Fall ‘22 Cohort Crew Member Testimonial
“The program introduces and familiarizes the participant with the why's and how's of leadership, starting with the individual through the team. Week by week it builds from the foundations of leadership through the practice of leadership, daily, on our projects. From understanding what is important to us and how we currently lead, to how to better lead and influence those teams we are entrusted with."
“Emotional intelligence (EI) accounts for 85 to 90 percent of the difference between outstanding leaders and their more average peers” (Boyatzis & McKee, 2005, p.28). Swart (2022) explains that “Emotional intelligence is an essential leadership skill and component of being a resilient leader. Far from being a soft skill, emotional intelligence, both in terms of your emotional self-awareness and your ability to attune to your colleagues’ emotions, is key for successful leadership, and not easy to achieve. According to large-scale scientific research, 95% of people believe that they are self-aware, but only 10–15% really are (Eurich 2018). Working with colleagues who aren’t self-aware can reduce your team’s success, leading to increased stress and decreased motivation (Dierdorff & Rubin 2015; Eurich 2018). Being emotionally intelligent helps you to maintain perspective, have a more accurate idea of what will inspire and motivate the people in your organization, regulate your emotional responses, and feel less reactive toward other people.

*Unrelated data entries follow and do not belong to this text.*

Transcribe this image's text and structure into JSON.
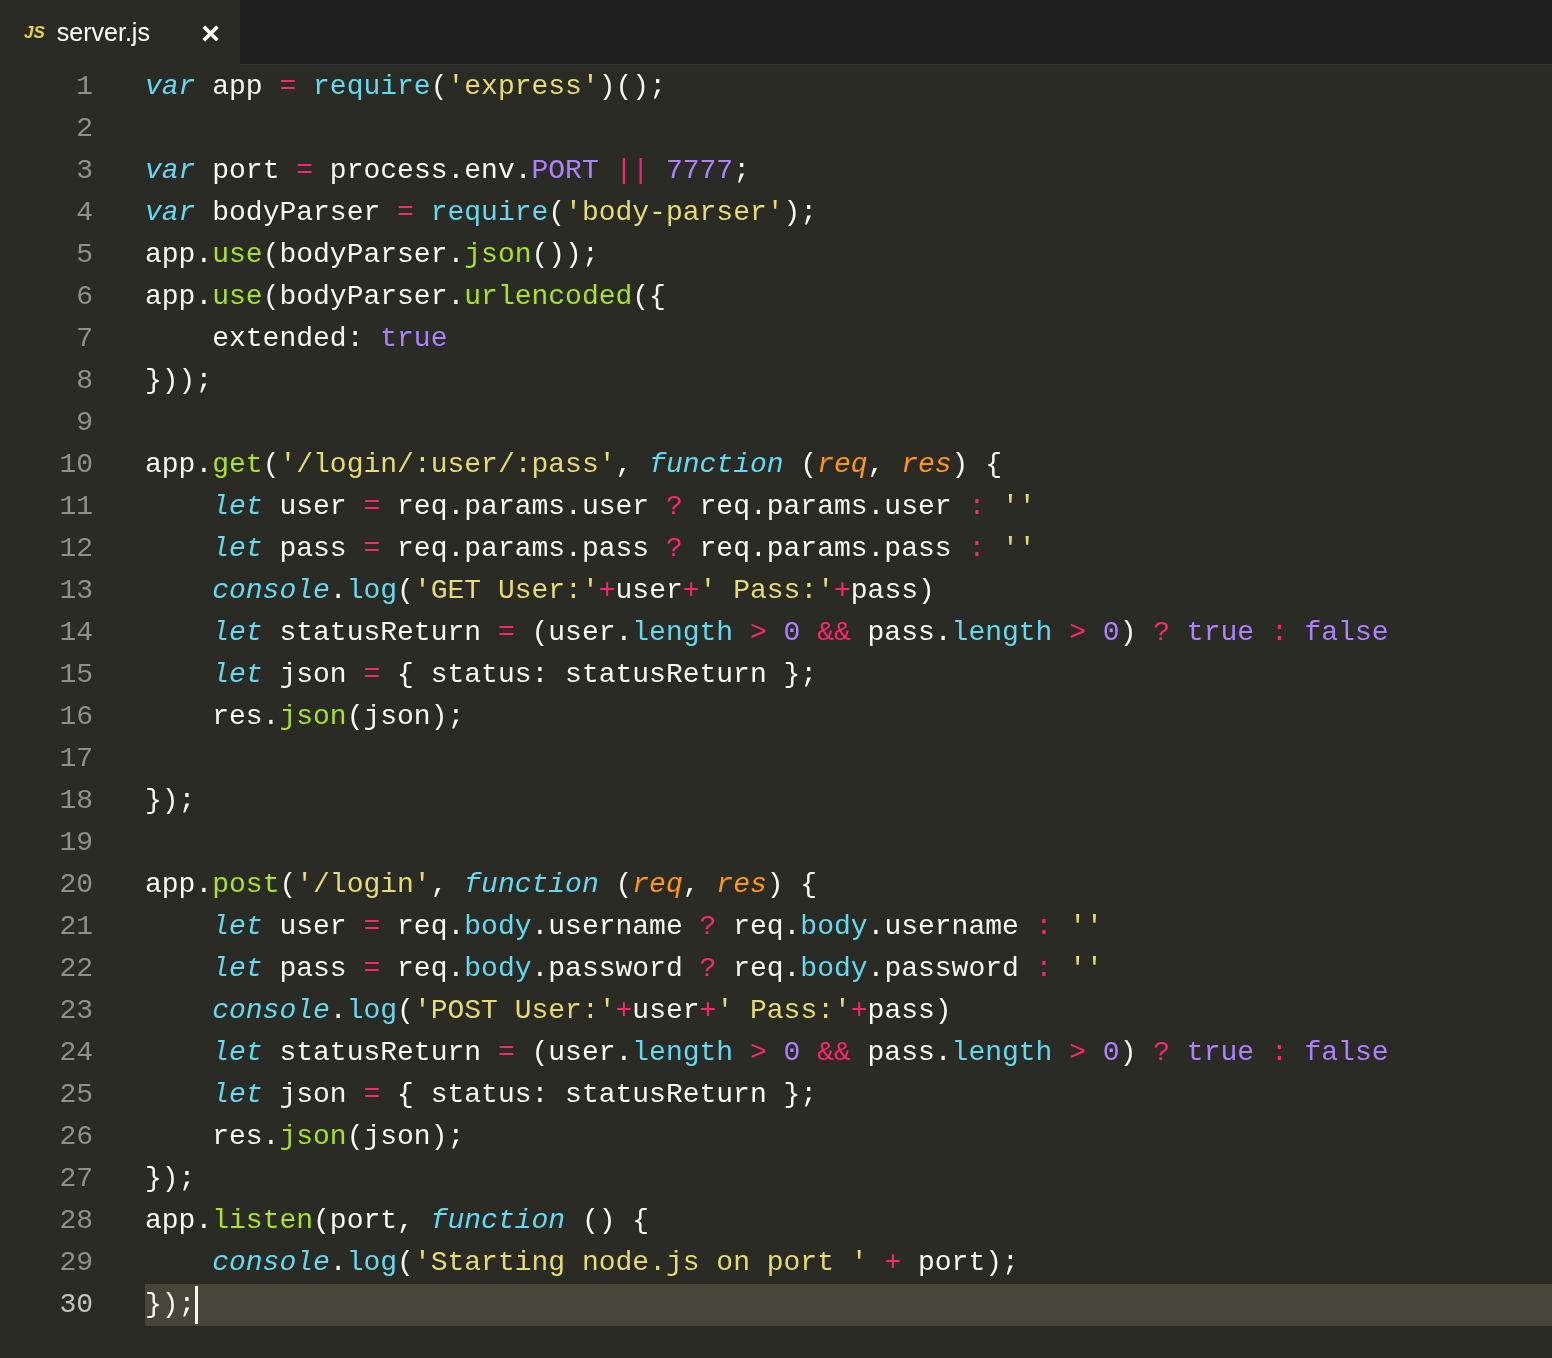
{
  "tab": {
    "badge": "JS",
    "label": "server.js",
    "close": "×",
    "selected": true
  },
  "lines": [
    {
      "number": "1",
      "current": false,
      "tokens": [
        {
          "kind": "keyword",
          "text": "var"
        },
        {
          "kind": "plain",
          "text": " app "
        },
        {
          "kind": "op",
          "text": "= "
        },
        {
          "kind": "support",
          "text": "require"
        },
        {
          "kind": "plain",
          "text": "("
        },
        {
          "kind": "string",
          "text": "'express'"
        },
        {
          "kind": "plain",
          "text": ")();"
        }
      ]
    },
    {
      "number": "2",
      "current": false
    },
    {
      "number": "3",
      "current": false,
      "tokens": [
        {
          "kind": "keyword",
          "text": "var"
        },
        {
          "kind": "plain",
          "text": " port "
        },
        {
          "kind": "op",
          "text": "="
        },
        {
          "kind": "plain",
          "text": " process.env."
        },
        {
          "kind": "constant",
          "text": "PORT "
        },
        {
          "kind": "op",
          "text": "|| "
        },
        {
          "kind": "constant",
          "text": "7777"
        },
        {
          "kind": "plain",
          "text": ";"
        }
      ]
    },
    {
      "number": "4",
      "current": false,
      "tokens": [
        {
          "kind": "keyword",
          "text": "var"
        },
        {
          "kind": "plain",
          "text": " bodyParser "
        },
        {
          "kind": "op",
          "text": "= "
        },
        {
          "kind": "support",
          "text": "require"
        },
        {
          "kind": "plain",
          "text": "("
        },
        {
          "kind": "string",
          "text": "'body-parser'"
        },
        {
          "kind": "plain",
          "text": ");"
        }
      ]
    },
    {
      "number": "5",
      "current": false,
      "tokens": [
        {
          "kind": "plain",
          "text": "app."
        },
        {
          "kind": "call",
          "text": "use"
        },
        {
          "kind": "plain",
          "text": "(bodyParser."
        },
        {
          "kind": "call",
          "text": "json"
        },
        {
          "kind": "plain",
          "text": "());"
        }
      ]
    },
    {
      "number": "6",
      "current": false,
      "tokens": [
        {
          "kind": "plain",
          "text": "app."
        },
        {
          "kind": "call",
          "text": "use"
        },
        {
          "kind": "plain",
          "text": "(bodyParser."
        },
        {
          "kind": "call",
          "text": "urlencoded"
        },
        {
          "kind": "plain",
          "text": "({"
        }
      ]
    },
    {
      "number": "7",
      "current": false,
      "tokens": [
        {
          "kind": "plain",
          "text": "    extended: "
        },
        {
          "kind": "constant",
          "text": "true"
        }
      ]
    },
    {
      "number": "8",
      "current": false,
      "tokens": [
        {
          "kind": "plain",
          "text": "}));"
        }
      ]
    },
    {
      "number": "9",
      "current": false
    },
    {
      "number": "10",
      "current": false,
      "tokens": [
        {
          "kind": "plain",
          "text": "app."
        },
        {
          "kind": "call",
          "text": "get"
        },
        {
          "kind": "plain",
          "text": "("
        },
        {
          "kind": "string",
          "text": "'/login/:user/:pass'"
        },
        {
          "kind": "plain",
          "text": ", "
        },
        {
          "kind": "keyword",
          "text": "function"
        },
        {
          "kind": "plain",
          "text": " ("
        },
        {
          "kind": "param",
          "text": "req"
        },
        {
          "kind": "plain",
          "text": ", "
        },
        {
          "kind": "param",
          "text": "res"
        },
        {
          "kind": "plain",
          "text": ") {"
        }
      ]
    },
    {
      "number": "11",
      "current": false,
      "tokens": [
        {
          "kind": "keyword",
          "text": "    let"
        },
        {
          "kind": "plain",
          "text": " user "
        },
        {
          "kind": "op",
          "text": "="
        },
        {
          "kind": "plain",
          "text": " req.params.user "
        },
        {
          "kind": "op",
          "text": "?"
        },
        {
          "kind": "plain",
          "text": " req.params.user "
        },
        {
          "kind": "op",
          "text": ": "
        },
        {
          "kind": "string",
          "text": "''"
        }
      ]
    },
    {
      "number": "12",
      "current": false,
      "tokens": [
        {
          "kind": "keyword",
          "text": "    let"
        },
        {
          "kind": "plain",
          "text": " pass "
        },
        {
          "kind": "op",
          "text": "="
        },
        {
          "kind": "plain",
          "text": " req.params.pass "
        },
        {
          "kind": "op",
          "text": "?"
        },
        {
          "kind": "plain",
          "text": " req.params.pass "
        },
        {
          "kind": "op",
          "text": ": "
        },
        {
          "kind": "string",
          "text": "''"
        }
      ]
    },
    {
      "number": "13",
      "current": false,
      "tokens": [
        {
          "kind": "keyword",
          "text": "    console"
        },
        {
          "kind": "plain",
          "text": "."
        },
        {
          "kind": "support",
          "text": "log"
        },
        {
          "kind": "plain",
          "text": "("
        },
        {
          "kind": "string",
          "text": "'GET User:'"
        },
        {
          "kind": "op",
          "text": "+"
        },
        {
          "kind": "plain",
          "text": "user"
        },
        {
          "kind": "op",
          "text": "+"
        },
        {
          "kind": "string",
          "text": "' Pass:'"
        },
        {
          "kind": "op",
          "text": "+"
        },
        {
          "kind": "plain",
          "text": "pass)"
        }
      ]
    },
    {
      "number": "14",
      "current": false,
      "tokens": [
        {
          "kind": "keyword",
          "text": "    let"
        },
        {
          "kind": "plain",
          "text": " statusReturn "
        },
        {
          "kind": "op",
          "text": "="
        },
        {
          "kind": "plain",
          "text": " (user."
        },
        {
          "kind": "support",
          "text": "length "
        },
        {
          "kind": "op",
          "text": "> "
        },
        {
          "kind": "constant",
          "text": "0 "
        },
        {
          "kind": "op",
          "text": "&&"
        },
        {
          "kind": "plain",
          "text": " pass."
        },
        {
          "kind": "support",
          "text": "length "
        },
        {
          "kind": "op",
          "text": "> "
        },
        {
          "kind": "constant",
          "text": "0"
        },
        {
          "kind": "plain",
          "text": ") "
        },
        {
          "kind": "op",
          "text": "? "
        },
        {
          "kind": "constant",
          "text": "true "
        },
        {
          "kind": "op",
          "text": ": "
        },
        {
          "kind": "constant",
          "text": "false"
        }
      ]
    },
    {
      "number": "15",
      "current": false,
      "tokens": [
        {
          "kind": "keyword",
          "text": "    let"
        },
        {
          "kind": "plain",
          "text": " json "
        },
        {
          "kind": "op",
          "text": "="
        },
        {
          "kind": "plain",
          "text": " { status: statusReturn };"
        }
      ]
    },
    {
      "number": "16",
      "current": false,
      "tokens": [
        {
          "kind": "plain",
          "text": "    res."
        },
        {
          "kind": "call",
          "text": "json"
        },
        {
          "kind": "plain",
          "text": "(json);"
        }
      ]
    },
    {
      "number": "17",
      "current": false
    },
    {
      "number": "18",
      "current": false,
      "tokens": [
        {
          "kind": "plain",
          "text": "});"
        }
      ]
    },
    {
      "number": "19",
      "current": false
    },
    {
      "number": "20",
      "current": false,
      "tokens": [
        {
          "kind": "plain",
          "text": "app."
        },
        {
          "kind": "call",
          "text": "post"
        },
        {
          "kind": "plain",
          "text": "("
        },
        {
          "kind": "string",
          "text": "'/login'"
        },
        {
          "kind": "plain",
          "text": ", "
        },
        {
          "kind": "keyword",
          "text": "function"
        },
        {
          "kind": "plain",
          "text": " ("
        },
        {
          "kind": "param",
          "text": "req"
        },
        {
          "kind": "plain",
          "text": ", "
        },
        {
          "kind": "param",
          "text": "res"
        },
        {
          "kind": "plain",
          "text": ") {"
        }
      ]
    },
    {
      "number": "21",
      "current": false,
      "tokens": [
        {
          "kind": "keyword",
          "text": "    let"
        },
        {
          "kind": "plain",
          "text": " user "
        },
        {
          "kind": "op",
          "text": "="
        },
        {
          "kind": "plain",
          "text": " req."
        },
        {
          "kind": "support",
          "text": "body"
        },
        {
          "kind": "plain",
          "text": ".username "
        },
        {
          "kind": "op",
          "text": "?"
        },
        {
          "kind": "plain",
          "text": " req."
        },
        {
          "kind": "support",
          "text": "body"
        },
        {
          "kind": "plain",
          "text": ".username "
        },
        {
          "kind": "op",
          "text": ": "
        },
        {
          "kind": "string",
          "text": "''"
        }
      ]
    },
    {
      "number": "22",
      "current": false,
      "tokens": [
        {
          "kind": "keyword",
          "text": "    let"
        },
        {
          "kind": "plain",
          "text": " pass "
        },
        {
          "kind": "op",
          "text": "="
        },
        {
          "kind": "plain",
          "text": " req."
        },
        {
          "kind": "support",
          "text": "body"
        },
        {
          "kind": "plain",
          "text": ".password "
        },
        {
          "kind": "op",
          "text": "?"
        },
        {
          "kind": "plain",
          "text": " req."
        },
        {
          "kind": "support",
          "text": "body"
        },
        {
          "kind": "plain",
          "text": ".password "
        },
        {
          "kind": "op",
          "text": ": "
        },
        {
          "kind": "string",
          "text": "''"
        }
      ]
    },
    {
      "number": "23",
      "current": false,
      "tokens": [
        {
          "kind": "keyword",
          "text": "    console"
        },
        {
          "kind": "plain",
          "text": "."
        },
        {
          "kind": "support",
          "text": "log"
        },
        {
          "kind": "plain",
          "text": "("
        },
        {
          "kind": "string",
          "text": "'POST User:'"
        },
        {
          "kind": "op",
          "text": "+"
        },
        {
          "kind": "plain",
          "text": "user"
        },
        {
          "kind": "op",
          "text": "+"
        },
        {
          "kind": "string",
          "text": "' Pass:'"
        },
        {
          "kind": "op",
          "text": "+"
        },
        {
          "kind": "plain",
          "text": "pass)"
        }
      ]
    },
    {
      "number": "24",
      "current": false,
      "tokens": [
        {
          "kind": "keyword",
          "text": "    let"
        },
        {
          "kind": "plain",
          "text": " statusReturn "
        },
        {
          "kind": "op",
          "text": "="
        },
        {
          "kind": "plain",
          "text": " (user."
        },
        {
          "kind": "support",
          "text": "length "
        },
        {
          "kind": "op",
          "text": "> "
        },
        {
          "kind": "constant",
          "text": "0 "
        },
        {
          "kind": "op",
          "text": "&&"
        },
        {
          "kind": "plain",
          "text": " pass."
        },
        {
          "kind": "support",
          "text": "length "
        },
        {
          "kind": "op",
          "text": "> "
        },
        {
          "kind": "constant",
          "text": "0"
        },
        {
          "kind": "plain",
          "text": ") "
        },
        {
          "kind": "op",
          "text": "? "
        },
        {
          "kind": "constant",
          "text": "true "
        },
        {
          "kind": "op",
          "text": ": "
        },
        {
          "kind": "constant",
          "text": "false"
        }
      ]
    },
    {
      "number": "25",
      "current": false,
      "tokens": [
        {
          "kind": "keyword",
          "text": "    let"
        },
        {
          "kind": "plain",
          "text": " json "
        },
        {
          "kind": "op",
          "text": "="
        },
        {
          "kind": "plain",
          "text": " { status: statusReturn };"
        }
      ]
    },
    {
      "number": "26",
      "current": false,
      "tokens": [
        {
          "kind": "plain",
          "text": "    res."
        },
        {
          "kind": "call",
          "text": "json"
        },
        {
          "kind": "plain",
          "text": "(json);"
        }
      ]
    },
    {
      "number": "27",
      "current": false,
      "tokens": [
        {
          "kind": "plain",
          "text": "});"
        }
      ]
    },
    {
      "number": "28",
      "current": false,
      "tokens": [
        {
          "kind": "plain",
          "text": "app."
        },
        {
          "kind": "call",
          "text": "listen"
        },
        {
          "kind": "plain",
          "text": "(port, "
        },
        {
          "kind": "keyword",
          "text": "function"
        },
        {
          "kind": "plain",
          "text": " () {"
        }
      ]
    },
    {
      "number": "29",
      "current": false,
      "tokens": [
        {
          "kind": "keyword",
          "text": "    console"
        },
        {
          "kind": "plain",
          "text": "."
        },
        {
          "kind": "support",
          "text": "log"
        },
        {
          "kind": "plain",
          "text": "("
        },
        {
          "kind": "string",
          "text": "'Starting node.js on port ' "
        },
        {
          "kind": "op",
          "text": "+"
        },
        {
          "kind": "plain",
          "text": " port);"
        }
      ]
    },
    {
      "number": "30",
      "current": true,
      "tokens": [
        {
          "kind": "plain",
          "text": "});"
        }
      ]
    }
  ]
}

Applicable and immediately implementable in daily challenges and tasks
Summer ‘23 Cohort Crew Member Testimonial
"I had been looking for something like this for a while. The program was easy to access, and it was nice to have the "read-aloud" narrated option. It was very helpful. You can catch up on some stuff while you are driving, and you don't feel like you have to have the book. 80% of the program content was applicable and implementable in the moment or shortly afterward; 10% I wish I had years ago, and the other 10% is probably growth for the future."
GC Senior Superintendent
Although the information can be written down or memorized, it will only stay in memory for a certain amount of time before it has to be linked to something applicable or deleted to create memory storage for more relevant information. “New data flows from the sensory neocortex toward the association regions in the back of the brain. As it flows, bits of data are merged into combination that begin to produce a larger, more meaningful image.” (Zull, 2006, p.5 ) This is important to understand when learning or teaching because this instruction can take a lot of time but have minimal results if they do not have the foundational knowledge of processes that build up to the process being taught.
Heightened awareness of frequent construction leadership traps and how to avoid and get out of them
Winter ‘23 Cohort Crew Member Testimonial
"Well Works is a great tool to enlighten industry folks about how our bodies work and what could be causing people to react the way they do, and how to manage that as a leader of a crew or team. It is good information for all levels to increase their understanding of the situations that happen on a daily basis. Thank you for putting together this tool!"
“People under stress often perform at higher levels initially, but if the stress continues and exhaustion sets in, a range of problems ensue. A decline in productivity is one of the most obvious task consequences of excessive stress (Leung, Chan and Olomolaiye 2008; Tarafdar et al. 2007). Construction personnel are the cornerstone of any project. Their productivity and performance directly influence success in various areas, such as time, cost and quality” (Leung, Chan & Cooper, 2015, Loc.5422). "Crum's research shows that that people who believe stress is enhancing are less depressed and more satisfied with their lives than those who believe stress is harmful. They have more energy and fewer health problems. They are happier and more productive at work. They also have a different relationship to the stress in their lives: They are more likely to view stressful situations as a challenge, not an overwhelming problem. They have greater confidence in their ability to cope with those challenges, and they are better able to find meaning in difficult circumstances" (McGonigal, 2015, p.22).